What you are asked to do =
Where in the listing does the word "placeholder" appear? Report each line that holds it.
----
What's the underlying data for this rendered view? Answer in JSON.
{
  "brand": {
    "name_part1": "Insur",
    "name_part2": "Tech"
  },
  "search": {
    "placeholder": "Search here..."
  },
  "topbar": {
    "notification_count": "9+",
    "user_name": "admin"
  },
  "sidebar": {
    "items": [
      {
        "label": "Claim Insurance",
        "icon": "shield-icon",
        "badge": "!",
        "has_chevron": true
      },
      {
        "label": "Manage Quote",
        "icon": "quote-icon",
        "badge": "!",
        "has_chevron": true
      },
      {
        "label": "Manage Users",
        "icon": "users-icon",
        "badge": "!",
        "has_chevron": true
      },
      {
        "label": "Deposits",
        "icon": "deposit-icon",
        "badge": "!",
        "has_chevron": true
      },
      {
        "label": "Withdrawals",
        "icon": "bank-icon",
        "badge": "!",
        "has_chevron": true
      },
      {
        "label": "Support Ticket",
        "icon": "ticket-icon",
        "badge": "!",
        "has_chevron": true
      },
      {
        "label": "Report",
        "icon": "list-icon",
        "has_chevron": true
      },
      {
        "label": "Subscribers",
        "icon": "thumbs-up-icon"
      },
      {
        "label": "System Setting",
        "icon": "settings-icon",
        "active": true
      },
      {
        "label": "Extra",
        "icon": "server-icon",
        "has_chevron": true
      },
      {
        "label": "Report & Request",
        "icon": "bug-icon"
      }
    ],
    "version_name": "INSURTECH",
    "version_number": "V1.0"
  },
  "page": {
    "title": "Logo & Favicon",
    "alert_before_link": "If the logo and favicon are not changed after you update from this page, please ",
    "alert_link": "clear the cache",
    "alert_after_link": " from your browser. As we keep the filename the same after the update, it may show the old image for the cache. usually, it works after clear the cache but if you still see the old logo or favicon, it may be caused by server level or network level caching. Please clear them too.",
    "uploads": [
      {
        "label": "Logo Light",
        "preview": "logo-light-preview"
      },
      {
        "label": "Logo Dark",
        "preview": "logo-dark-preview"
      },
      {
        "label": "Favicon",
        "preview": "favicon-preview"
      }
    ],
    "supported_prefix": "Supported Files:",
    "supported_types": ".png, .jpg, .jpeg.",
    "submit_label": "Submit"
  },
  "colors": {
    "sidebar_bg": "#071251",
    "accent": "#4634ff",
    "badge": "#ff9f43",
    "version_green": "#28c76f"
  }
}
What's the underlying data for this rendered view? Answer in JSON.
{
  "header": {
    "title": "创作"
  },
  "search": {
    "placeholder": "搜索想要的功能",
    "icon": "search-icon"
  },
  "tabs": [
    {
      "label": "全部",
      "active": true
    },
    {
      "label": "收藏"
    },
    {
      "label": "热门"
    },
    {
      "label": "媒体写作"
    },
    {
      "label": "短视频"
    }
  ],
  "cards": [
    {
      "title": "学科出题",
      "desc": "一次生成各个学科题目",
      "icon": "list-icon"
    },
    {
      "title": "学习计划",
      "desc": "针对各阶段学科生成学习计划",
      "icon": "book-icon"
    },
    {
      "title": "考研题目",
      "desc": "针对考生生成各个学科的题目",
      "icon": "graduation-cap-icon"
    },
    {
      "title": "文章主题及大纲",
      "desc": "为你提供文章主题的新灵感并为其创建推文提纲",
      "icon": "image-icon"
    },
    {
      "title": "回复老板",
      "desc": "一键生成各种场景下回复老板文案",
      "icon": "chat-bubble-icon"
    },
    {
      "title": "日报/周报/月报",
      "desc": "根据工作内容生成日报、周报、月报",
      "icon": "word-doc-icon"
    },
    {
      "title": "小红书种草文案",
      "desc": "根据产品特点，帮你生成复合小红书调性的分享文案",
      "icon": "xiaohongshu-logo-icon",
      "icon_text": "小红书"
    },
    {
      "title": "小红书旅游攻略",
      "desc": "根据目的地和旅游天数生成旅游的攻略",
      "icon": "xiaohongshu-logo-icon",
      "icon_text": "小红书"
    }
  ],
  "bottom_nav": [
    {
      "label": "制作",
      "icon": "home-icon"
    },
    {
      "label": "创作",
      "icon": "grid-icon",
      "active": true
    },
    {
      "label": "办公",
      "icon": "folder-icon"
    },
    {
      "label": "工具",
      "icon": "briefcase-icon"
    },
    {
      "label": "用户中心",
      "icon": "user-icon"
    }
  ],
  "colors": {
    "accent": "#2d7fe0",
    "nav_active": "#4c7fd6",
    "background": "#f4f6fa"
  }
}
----
Exercise response =
    "placeholder": "Search here..."
    "placeholder": "搜索想要的功能",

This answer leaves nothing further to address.